    I often wonder, why is it no surprise? Being from an African country myself, and having lived in South-Asia and done a lot of post and anti colonial work, I find it sad that nobody ever speaks about where this lack of surprise comes from. Mind you, this is not critiquing your article-- I really like it. My point is more general. If you have a look at most post-colonial countries and their histories, you'll realize that homophobia as a practice (I can only speak for South-Asia and Africa 'coz those are the only places I know) had been introduced and reinforced only during the colonial era, through the beliefs of the colonizers. And then it gets more complex and layered as to how and why this colonial discourse gets adopted by the natives.

    So what comes across as 'no surprise' to the Western world, so to speak, comes as a big surprise for me. I just thought I'd share this with you. I wish people would be more interested in colonial pasts and speak about it instead of taking it for granted that the so-called third-world is just a 'backwards' place...

    And in case you get the chance, here's a very interesting book that I love reading and re-reading on and off by Neville Hoad. It's called "African Intimacies: Race, Homosexuality and Globalization". Maybe someday you'll get the chance to read it.

    At any rate, thanks a lot for this insightful article. I wish you the best for the summer ahead.. And keep the posts coming!

  2. Kama! You've altered the direction of your name!

    I've not had the chance to look into the reasons for the rise of homophobia in Africa, but what I have read supports everything that you've said - that homophobia is a product of colonization by European powers. I know your goal wasn't to criticize my article - but I try to leave no rock unturned. This is something I should've pointed out so that the "blame" could be more properly distributed. I've also heard that many very powerful evangelical churches in the United States also are very influential in social ideals in Africa, where they've strong missionary connections - so the process of colonization has continued through less government-sanctioned, though similar methods.
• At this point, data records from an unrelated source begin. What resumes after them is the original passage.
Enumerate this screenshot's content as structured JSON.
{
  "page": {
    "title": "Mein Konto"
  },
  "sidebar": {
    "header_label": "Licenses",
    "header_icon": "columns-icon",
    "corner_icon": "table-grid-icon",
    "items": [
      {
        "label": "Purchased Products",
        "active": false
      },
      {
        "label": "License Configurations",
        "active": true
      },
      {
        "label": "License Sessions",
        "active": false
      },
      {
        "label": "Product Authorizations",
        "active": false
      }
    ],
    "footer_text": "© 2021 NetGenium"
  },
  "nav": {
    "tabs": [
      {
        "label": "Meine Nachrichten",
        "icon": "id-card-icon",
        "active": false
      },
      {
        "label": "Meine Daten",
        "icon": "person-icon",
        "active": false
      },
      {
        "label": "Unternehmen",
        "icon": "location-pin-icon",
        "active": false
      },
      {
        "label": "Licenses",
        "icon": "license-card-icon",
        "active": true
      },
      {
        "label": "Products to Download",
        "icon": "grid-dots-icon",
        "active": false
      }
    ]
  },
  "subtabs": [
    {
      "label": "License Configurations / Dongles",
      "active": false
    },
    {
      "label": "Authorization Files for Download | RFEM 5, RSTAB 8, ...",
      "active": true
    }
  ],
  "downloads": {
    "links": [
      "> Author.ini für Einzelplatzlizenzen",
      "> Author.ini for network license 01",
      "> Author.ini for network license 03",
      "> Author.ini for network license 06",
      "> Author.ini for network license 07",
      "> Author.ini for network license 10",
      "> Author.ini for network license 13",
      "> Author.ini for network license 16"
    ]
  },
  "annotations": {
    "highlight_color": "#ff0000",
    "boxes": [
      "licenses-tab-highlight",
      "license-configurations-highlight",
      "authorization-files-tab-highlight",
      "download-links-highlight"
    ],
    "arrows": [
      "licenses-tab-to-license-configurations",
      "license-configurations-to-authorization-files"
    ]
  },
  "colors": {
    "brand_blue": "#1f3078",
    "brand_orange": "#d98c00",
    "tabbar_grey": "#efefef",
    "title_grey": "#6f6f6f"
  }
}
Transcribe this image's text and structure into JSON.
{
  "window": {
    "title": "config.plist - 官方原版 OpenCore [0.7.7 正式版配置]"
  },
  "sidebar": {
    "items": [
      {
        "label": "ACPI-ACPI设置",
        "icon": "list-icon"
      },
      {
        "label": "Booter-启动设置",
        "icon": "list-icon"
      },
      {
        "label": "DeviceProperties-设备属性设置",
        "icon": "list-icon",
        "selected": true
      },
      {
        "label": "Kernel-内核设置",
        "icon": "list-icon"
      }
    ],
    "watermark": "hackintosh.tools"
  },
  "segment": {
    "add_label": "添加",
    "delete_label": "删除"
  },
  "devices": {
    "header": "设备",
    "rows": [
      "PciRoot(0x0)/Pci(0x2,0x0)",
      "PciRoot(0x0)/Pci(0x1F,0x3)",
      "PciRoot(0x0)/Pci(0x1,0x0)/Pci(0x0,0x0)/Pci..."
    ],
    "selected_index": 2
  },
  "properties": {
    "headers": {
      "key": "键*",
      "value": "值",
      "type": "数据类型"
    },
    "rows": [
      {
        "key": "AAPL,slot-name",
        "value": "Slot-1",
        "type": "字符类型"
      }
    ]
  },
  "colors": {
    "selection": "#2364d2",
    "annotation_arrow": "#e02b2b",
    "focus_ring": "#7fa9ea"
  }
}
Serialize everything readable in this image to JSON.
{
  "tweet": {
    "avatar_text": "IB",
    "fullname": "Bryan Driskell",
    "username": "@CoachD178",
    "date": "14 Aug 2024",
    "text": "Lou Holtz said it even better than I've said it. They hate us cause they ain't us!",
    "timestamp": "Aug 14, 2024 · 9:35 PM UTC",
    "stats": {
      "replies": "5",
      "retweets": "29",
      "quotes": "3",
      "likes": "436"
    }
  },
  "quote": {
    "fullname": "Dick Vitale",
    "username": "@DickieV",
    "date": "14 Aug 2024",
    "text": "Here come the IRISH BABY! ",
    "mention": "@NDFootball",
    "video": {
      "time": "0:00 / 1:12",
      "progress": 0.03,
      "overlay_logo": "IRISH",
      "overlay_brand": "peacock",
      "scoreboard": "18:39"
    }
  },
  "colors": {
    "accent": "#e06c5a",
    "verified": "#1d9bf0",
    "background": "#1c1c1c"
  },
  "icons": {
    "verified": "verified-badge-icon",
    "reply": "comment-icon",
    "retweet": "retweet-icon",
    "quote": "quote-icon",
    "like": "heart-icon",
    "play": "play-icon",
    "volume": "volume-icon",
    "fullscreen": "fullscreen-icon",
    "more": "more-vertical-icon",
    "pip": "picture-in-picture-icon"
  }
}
    The story (as I'm sure you know) is quite similar in Canada, where many of the First Nations peoples regarded homosexuality as a sacred characteristic of a person, allowing them to better understand the two genders rather than just one. Nowadays it is often found that urban First Nations neighbourhoods are among those most volatile to homosexuals - because of the church's influence in the past and ongoing psychological and sociological factors associated with the many barriers that exist to visible minorities - specifically in the prairies.

    I'm currently writing a follow-up to this article which doesn't address any of your concerns but looks a bit more into how Africans have responded to the events in Malawi...

  3. Hey Neal,

    Yeah, reversed my name and made a blog persona outta it. I'm Amak now. I decided to protect my privacy a bit more, so I'm working around things, trying clearly distinguish the real me and the blogger me. We'll see how it goes (and there's an explanatory post coming on it soon too.)

    I haven't looked into the Two-Spirits history in depth yet ("Two-Spirits"-- did I get this right? I hope I did...) but I've been told it'd interest me in terms of a post-colonial structure where gender meets race. Thanks for mentioning it to me again.

    And looking forward to your article(s)!